[Stored entries]
----
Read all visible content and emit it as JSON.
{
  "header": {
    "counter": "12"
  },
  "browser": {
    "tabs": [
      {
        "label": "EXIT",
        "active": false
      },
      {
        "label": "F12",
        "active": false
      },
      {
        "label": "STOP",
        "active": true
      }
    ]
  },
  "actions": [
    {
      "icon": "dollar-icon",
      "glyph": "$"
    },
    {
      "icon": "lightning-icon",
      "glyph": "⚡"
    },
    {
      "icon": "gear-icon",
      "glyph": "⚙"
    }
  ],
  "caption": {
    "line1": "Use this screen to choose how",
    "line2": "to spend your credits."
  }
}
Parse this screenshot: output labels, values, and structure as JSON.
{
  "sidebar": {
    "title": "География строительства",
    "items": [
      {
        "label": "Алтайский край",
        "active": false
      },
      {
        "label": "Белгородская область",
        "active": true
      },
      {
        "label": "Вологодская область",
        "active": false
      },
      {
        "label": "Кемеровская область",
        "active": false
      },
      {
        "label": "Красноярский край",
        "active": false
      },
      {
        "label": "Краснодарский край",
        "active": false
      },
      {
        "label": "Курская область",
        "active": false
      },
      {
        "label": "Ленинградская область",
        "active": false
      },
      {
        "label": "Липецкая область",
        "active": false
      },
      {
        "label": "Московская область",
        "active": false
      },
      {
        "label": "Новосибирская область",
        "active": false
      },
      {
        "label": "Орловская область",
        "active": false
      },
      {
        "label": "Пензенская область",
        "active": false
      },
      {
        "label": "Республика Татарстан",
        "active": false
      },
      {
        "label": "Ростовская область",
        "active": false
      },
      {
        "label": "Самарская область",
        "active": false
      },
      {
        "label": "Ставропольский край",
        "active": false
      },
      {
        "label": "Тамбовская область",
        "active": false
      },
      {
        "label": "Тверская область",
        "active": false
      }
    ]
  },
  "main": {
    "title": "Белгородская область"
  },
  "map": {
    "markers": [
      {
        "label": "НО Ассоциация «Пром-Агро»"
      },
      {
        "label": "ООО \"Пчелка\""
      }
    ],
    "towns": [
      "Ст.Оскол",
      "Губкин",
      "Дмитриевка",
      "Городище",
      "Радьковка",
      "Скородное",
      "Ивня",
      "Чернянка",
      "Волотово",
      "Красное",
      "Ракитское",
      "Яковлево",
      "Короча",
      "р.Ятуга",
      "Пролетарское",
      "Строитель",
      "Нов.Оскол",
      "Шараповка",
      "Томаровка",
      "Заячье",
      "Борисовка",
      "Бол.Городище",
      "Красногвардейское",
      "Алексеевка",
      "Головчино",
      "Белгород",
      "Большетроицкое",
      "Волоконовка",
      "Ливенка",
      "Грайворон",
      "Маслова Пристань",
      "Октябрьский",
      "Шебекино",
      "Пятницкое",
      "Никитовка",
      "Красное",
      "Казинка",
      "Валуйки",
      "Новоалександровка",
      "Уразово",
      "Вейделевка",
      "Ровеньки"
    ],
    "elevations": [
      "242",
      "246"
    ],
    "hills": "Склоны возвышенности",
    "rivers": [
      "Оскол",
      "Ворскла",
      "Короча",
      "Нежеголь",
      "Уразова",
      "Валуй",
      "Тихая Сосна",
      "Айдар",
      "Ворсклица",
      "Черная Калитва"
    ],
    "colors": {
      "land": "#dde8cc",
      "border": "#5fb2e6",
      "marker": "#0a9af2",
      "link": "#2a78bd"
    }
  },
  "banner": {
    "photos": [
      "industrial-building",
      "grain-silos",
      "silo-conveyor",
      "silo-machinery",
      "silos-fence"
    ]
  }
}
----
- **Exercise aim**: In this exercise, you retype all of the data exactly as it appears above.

- **Answer to the exercise**:
Read all visible content and emit it as JSON.
{
  "header": {
    "counter": "12"
  },
  "browser": {
    "tabs": [
      {
        "label": "EXIT",
        "active": false
      },
      {
        "label": "F12",
        "active": false
      },
      {
        "label": "STOP",
        "active": true
      }
    ]
  },
  "actions": [
    {
      "icon": "dollar-icon",
      "glyph": "$"
    },
    {
      "icon": "lightning-icon",
      "glyph": "⚡"
    },
    {
      "icon": "gear-icon",
      "glyph": "⚙"
    }
  ],
  "caption": {
    "line1": "Use this screen to choose how",
    "line2": "to spend your credits."
  }
}
Parse this screenshot: output labels, values, and structure as JSON.
{
  "sidebar": {
    "title": "География строительства",
    "items": [
      {
        "label": "Алтайский край",
        "active": false
      },
      {
        "label": "Белгородская область",
        "active": true
      },
      {
        "label": "Вологодская область",
        "active": false
      },
      {
        "label": "Кемеровская область",
        "active": false
      },
      {
        "label": "Красноярский край",
        "active": false
      },
      {
        "label": "Краснодарский край",
        "active": false
      },
      {
        "label": "Курская область",
        "active": false
      },
      {
        "label": "Ленинградская область",
        "active": false
      },
      {
        "label": "Липецкая область",
        "active": false
      },
      {
        "label": "Московская область",
        "active": false
      },
      {
        "label": "Новосибирская область",
        "active": false
      },
      {
        "label": "Орловская область",
        "active": false
      },
      {
        "label": "Пензенская область",
        "active": false
      },
      {
        "label": "Республика Татарстан",
        "active": false
      },
      {
        "label": "Ростовская область",
        "active": false
      },
      {
        "label": "Самарская область",
        "active": false
      },
      {
        "label": "Ставропольский край",
        "active": false
      },
      {
        "label": "Тамбовская область",
        "active": false
      },
      {
        "label": "Тверская область",
        "active": false
      }
    ]
  },
  "main": {
    "title": "Белгородская область"
  },
  "map": {
    "markers": [
      {
        "label": "НО Ассоциация «Пром-Агро»"
      },
      {
        "label": "ООО \"Пчелка\""
      }
    ],
    "towns": [
      "Ст.Оскол",
      "Губкин",
      "Дмитриевка",
      "Городище",
      "Радьковка",
      "Скородное",
      "Ивня",
      "Чернянка",
      "Волотово",
      "Красное",
      "Ракитское",
      "Яковлево",
      "Короча",
      "р.Ятуга",
      "Пролетарское",
      "Строитель",
      "Нов.Оскол",
      "Шараповка",
      "Томаровка",
      "Заячье",
      "Борисовка",
      "Бол.Городище",
      "Красногвардейское",
      "Алексеевка",
      "Головчино",
      "Белгород",
      "Большетроицкое",
      "Волоконовка",
      "Ливенка",
      "Грайворон",
      "Маслова Пристань",
      "Октябрьский",
      "Шебекино",
      "Пятницкое",
      "Никитовка",
      "Красное",
      "Казинка",
      "Валуйки",
      "Новоалександровка",
      "Уразово",
      "Вейделевка",
      "Ровеньки"
    ],
    "elevations": [
      "242",
      "246"
    ],
    "hills": "Склоны возвышенности",
    "rivers": [
      "Оскол",
      "Ворскла",
      "Короча",
      "Нежеголь",
      "Уразова",
      "Валуй",
      "Тихая Сосна",
      "Айдар",
      "Ворсклица",
      "Черная Калитва"
    ],
    "colors": {
      "land": "#dde8cc",
      "border": "#5fb2e6",
      "marker": "#0a9af2",
      "link": "#2a78bd"
    }
  },
  "banner": {
    "photos": [
      "industrial-building",
      "grain-silos",
      "silo-conveyor",
      "silo-machinery",
      "silos-fence"
    ]
  }
}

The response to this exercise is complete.